Corporations are making the most headway on their anti-worker agenda by buying state legislatures, argues Gordon Lafer in his new book, The One Percent Solution: How Corporations Are Remaking America One State at a Time. »
October 03, 2017 /
As recently as 2014, just 22 percent of my co-workers were members of our chapter in our big wall-to-wall union. The rest—some 1,242 employees—paid the “agency fee,” which for us is the same as membership dues. The chapter had been defunct for several years. Few bothered to explain to new employees why it mattered to join and what power might come from »
October 02, 2017 /
Truck drivers seem to have re-entered the public consciousness in 2017—but today our understanding of the occupation is far from the freewheeling “cowboy of the highway” image of the 1970s. It’s also no longer synonymous with “Teamster” or even seen as a desirable job. »
September 27, 2017 /
In August last year Iris Montoya came to work at the Rio Garment factory in San Pedro Sula, Honduras, where she had worked as a sewing machine operator for 11 years. At 11 a.m., the factory lights shut off and management escorted the workers outside, locking the doors behind them. »
September 25, 2017 / Samantha Winslow
You have to hand it to Big Business and their minions: in every storm cloud they find a silver lining. The hazards faced by residents of Texas and Florida (and now Puerto Rico) come not just from the flooding but from business interests eager to take advantage of the crisis to toss out the rules—“it’s an emergency”—and squeeze workers. »
September 22, 2017 /

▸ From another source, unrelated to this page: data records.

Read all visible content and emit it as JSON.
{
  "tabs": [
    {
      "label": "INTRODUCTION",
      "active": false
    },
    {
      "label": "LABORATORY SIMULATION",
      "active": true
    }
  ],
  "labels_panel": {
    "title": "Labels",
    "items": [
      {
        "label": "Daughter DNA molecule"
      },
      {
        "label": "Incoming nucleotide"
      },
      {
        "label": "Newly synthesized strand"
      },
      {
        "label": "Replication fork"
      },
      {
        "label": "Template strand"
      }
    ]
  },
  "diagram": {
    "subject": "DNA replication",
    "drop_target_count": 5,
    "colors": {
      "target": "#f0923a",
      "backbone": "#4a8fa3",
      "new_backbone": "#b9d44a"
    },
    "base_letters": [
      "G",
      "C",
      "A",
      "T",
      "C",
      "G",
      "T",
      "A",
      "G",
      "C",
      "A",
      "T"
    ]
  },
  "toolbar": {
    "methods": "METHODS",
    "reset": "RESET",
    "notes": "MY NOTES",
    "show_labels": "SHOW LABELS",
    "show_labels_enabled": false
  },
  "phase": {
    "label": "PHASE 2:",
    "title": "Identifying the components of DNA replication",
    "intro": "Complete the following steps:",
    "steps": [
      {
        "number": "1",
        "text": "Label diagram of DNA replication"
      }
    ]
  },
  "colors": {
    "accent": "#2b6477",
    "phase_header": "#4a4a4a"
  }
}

Homegoing, a novel by Yaa Gyasi, follows 300 years of history through the stories of the descendants of two sisters torn apart by the African slave trade. One sister stays in Ghana and one is brought to the U.S. One memorable character begins working in a coal mine as a prisoner, in conditions not too different from slavery. »